* _About this exercise_
Nothing but a number belongs in the answer: the count of lines below that contain the word "time".

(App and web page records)

------------

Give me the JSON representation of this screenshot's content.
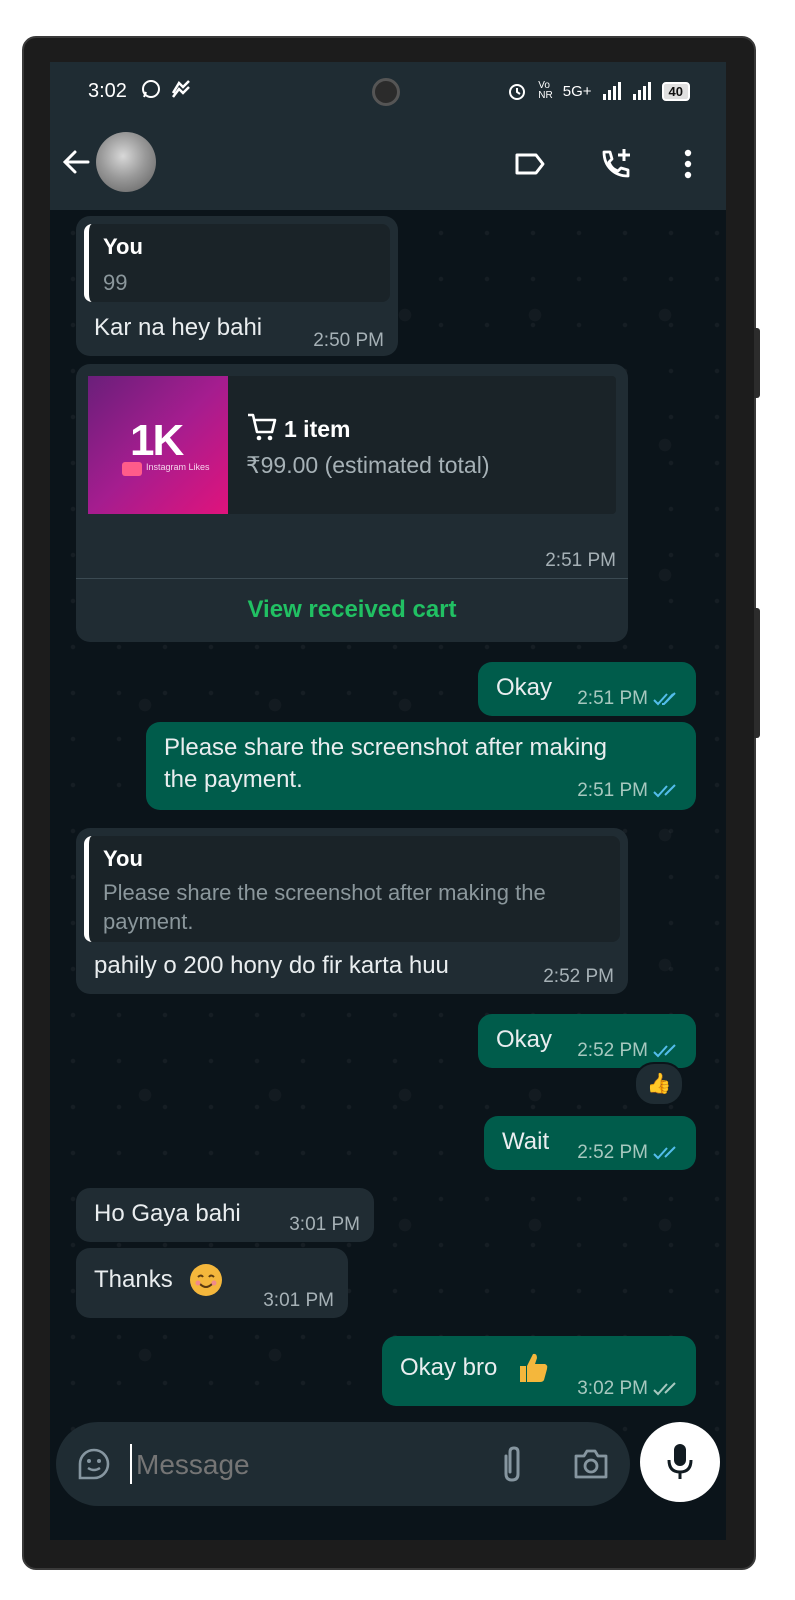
{
  "status_bar": {
    "time": "3:02",
    "network": "5G+",
    "battery": "40"
  },
  "header": {
    "contact_avatar": "avatar"
  },
  "messages": [
    {
      "dir": "in",
      "quote_name": "You",
      "quote_text": "99",
      "text": "Kar na hey bahi",
      "time": "2:50 PM"
    },
    {
      "dir": "in",
      "type": "cart",
      "thumb_text": "1K",
      "thumb_sub": "Instagram Likes",
      "items": "1 item",
      "total": "₹99.00 (estimated total)",
      "time": "2:51 PM",
      "action": "View received cart"
    },
    {
      "dir": "out",
      "text": "Okay",
      "time": "2:51 PM"
    },
    {
      "dir": "out",
      "text_line1": "Please share the screenshot after making",
      "text_line2": "the payment.",
      "time": "2:51 PM"
    },
    {
      "dir": "in",
      "quote_name": "You",
      "quote_line1": "Please share the screenshot after making the",
      "quote_line2": "payment.",
      "text": "pahily o 200 hony do fir karta huu",
      "time": "2:52 PM"
    },
    {
      "dir": "out",
      "text": "Okay",
      "time": "2:52 PM",
      "reaction": "👍"
    },
    {
      "dir": "out",
      "text": "Wait",
      "time": "2:52 PM"
    },
    {
      "dir": "in",
      "text": "Ho Gaya bahi",
      "time": "3:01 PM"
    },
    {
      "dir": "in",
      "text": "Thanks",
      "time": "3:01 PM"
    },
    {
      "dir": "out",
      "text": "Okay bro",
      "time": "3:02 PM"
    }
  ],
  "composer": {
    "placeholder": "Message"
  },
  "colors": {
    "incoming": "#202c33",
    "outgoing": "#005c4b",
    "accent": "#21c063",
    "read_ticks": "#53bdeb"
  }
}
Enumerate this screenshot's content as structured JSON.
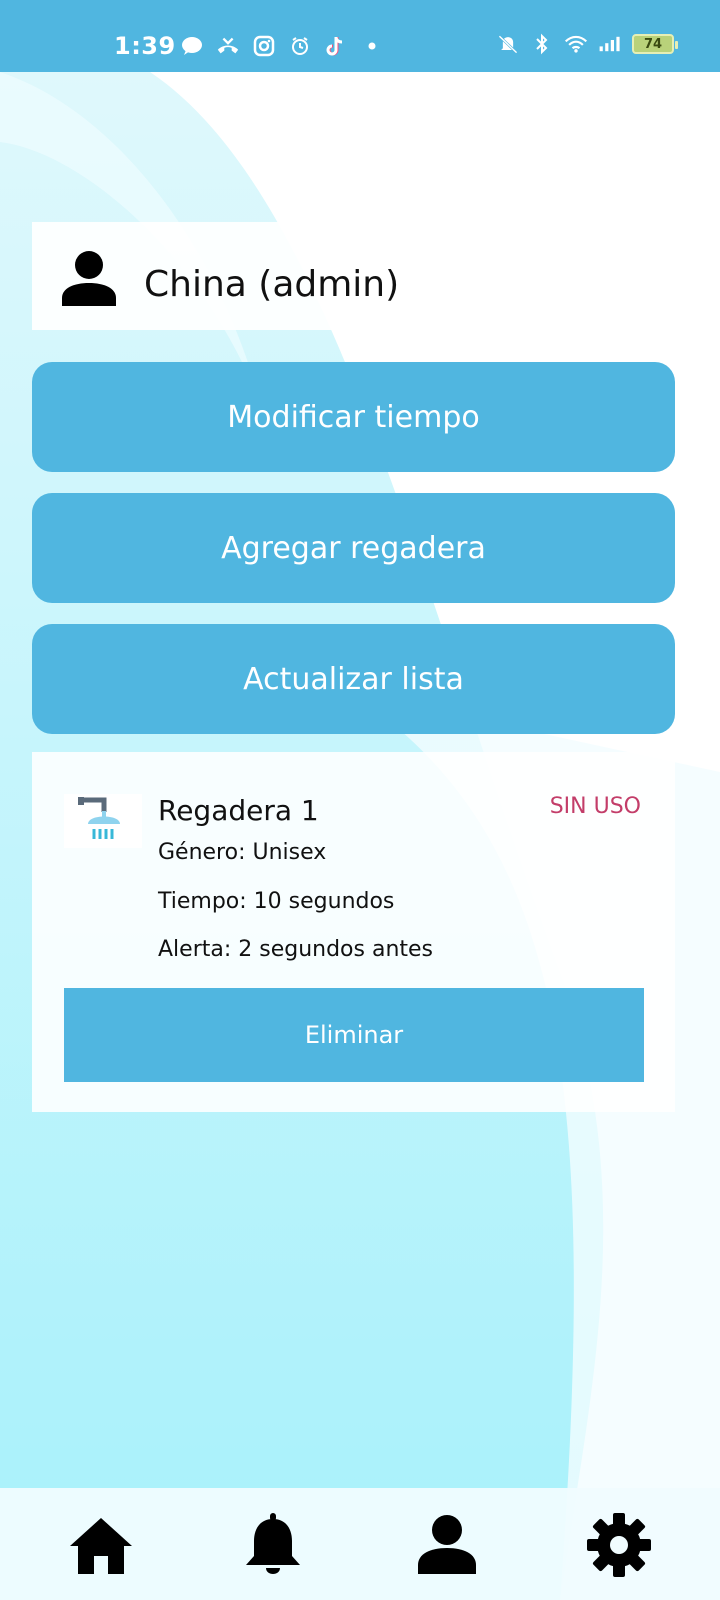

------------

* _Finished exercise_
11